That situation simply isn't there this summer.
All eyes were on the Boston Bruins, who as of Monday have about $5.6 million in salary-cap space with RFAs Reilly Smith and Torey Krug looming as offer sheet candidates. Alas, neither player is eligible to sign an offer sheet, as both played fewer than 10 games in their first season. If not for that caveat, signing each to contracts with $5 million cap hits would have forced the Bruins to either let them go or make a trade to free the space to retain their services.
The New York Rangers had to buy out Brad Richards in order to create the space to sign RFAs Derick Brassard, Mats Zuccarello and Chris Kreider, with Kreider serving as a tempting offer sheet candidate with his size and speed on the wing. Yet all three were among 20 players who filed for salary arbitration, making them unable to receive offer sheets.
The two biggest RFA fish are Ryan Johansen of the Columbus Blue Jackets and P.K. Subban of the Montreal Canadiens. Subban ruled out the possibility of a pointless offer sheet by filing for arbitration while he works out a long-term contract, and Johansen—well, why bother?
Johansen is a star in the making, a 6'3", 223-pound, 21-year-old center who had 33 goals in 82 games last season. He expressed displeasure with a contract offer from the Blue Jackets, calling it a "slap in the face" in an interview with The Columbus Dispatch. With all that in mind, Johansen appears to be the perfect candidate for an offer sheet.
He's young, talented and publicly unhappy.
He's also never going to be allowed to leave Columbus.
General manager Jarmo Kekalainen has said he will match any offer sheet that Johansen would sign, something any GM would say to the media to ward off other teams. But in this case, with nearly $16 million in cap space, there's no contract big enough that would cause the Blue Jackets to allow him to leave.

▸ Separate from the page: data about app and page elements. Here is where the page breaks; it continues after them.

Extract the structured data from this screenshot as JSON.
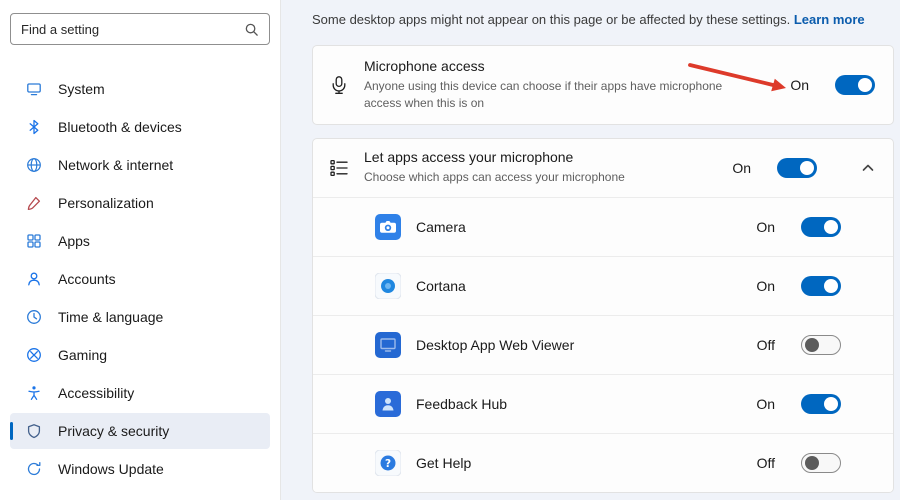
{
  "search": {
    "placeholder": "Find a setting"
  },
  "sidebar": {
    "items": [
      {
        "label": "System"
      },
      {
        "label": "Bluetooth & devices"
      },
      {
        "label": "Network & internet"
      },
      {
        "label": "Personalization"
      },
      {
        "label": "Apps"
      },
      {
        "label": "Accounts"
      },
      {
        "label": "Time & language"
      },
      {
        "label": "Gaming"
      },
      {
        "label": "Accessibility"
      },
      {
        "label": "Privacy & security",
        "selected": true
      },
      {
        "label": "Windows Update"
      }
    ]
  },
  "notice": {
    "text": "Some desktop apps might not appear on this page or be affected by these settings.",
    "link": "Learn more"
  },
  "mic_access": {
    "title": "Microphone access",
    "description": "Anyone using this device can choose if their apps have microphone access when this is on",
    "state": "On"
  },
  "let_apps": {
    "title": "Let apps access your microphone",
    "description": "Choose which apps can access your microphone",
    "state": "On"
  },
  "app_list": [
    {
      "name": "Camera",
      "state": "On"
    },
    {
      "name": "Cortana",
      "state": "On"
    },
    {
      "name": "Desktop App Web Viewer",
      "state": "Off"
    },
    {
      "name": "Feedback Hub",
      "state": "On"
    },
    {
      "name": "Get Help",
      "state": "Off"
    }
  ],
  "colors": {
    "accent": "#0067c0",
    "link": "#0b5cad",
    "arrow": "#dd3a2a",
    "toggle_off_knob": "#5c5c5c"
  }
}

The Blue Jackets would prefer the bridge deal (which is code for "bad deal the player can't do anything about"), but if their backs were against the wall, they'd pay Johansen whatever was needed to keep him in Columbus.

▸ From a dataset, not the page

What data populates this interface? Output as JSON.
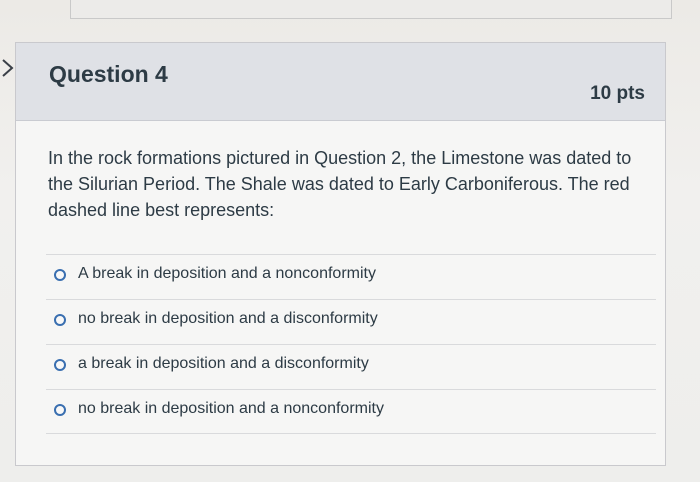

There are plenty of reasons to not sign players to offer sheets, one of which includes fear of retribution from teams that carry grudges about having their young players stolen or their values inflated. "Try to sign our guy to an offer sheet, and we'll do the same to you later" is the principle, one that certainly exists behind the scenes in the NHL. That hasn't been the case between the Sharks and Blackhawks, as they have executed three trades since the Hjalmarsson offer sheet, including the deal that sent Michal Handzus to Chicago before the Blackhawks won the Cup in 2013.
This summer, it's not about an old boys network preventing players from receiving offer sheets.
It's that players either aren't eligible for them or aren't worth the compensation.
Or in Johansen's case, it would be as pointless as a Garfield sequel.
Dave Lozo covers the NHL for Bleacher Report. You can follow him on Twitter: @DaveLozo.
All statistics via NHL.com.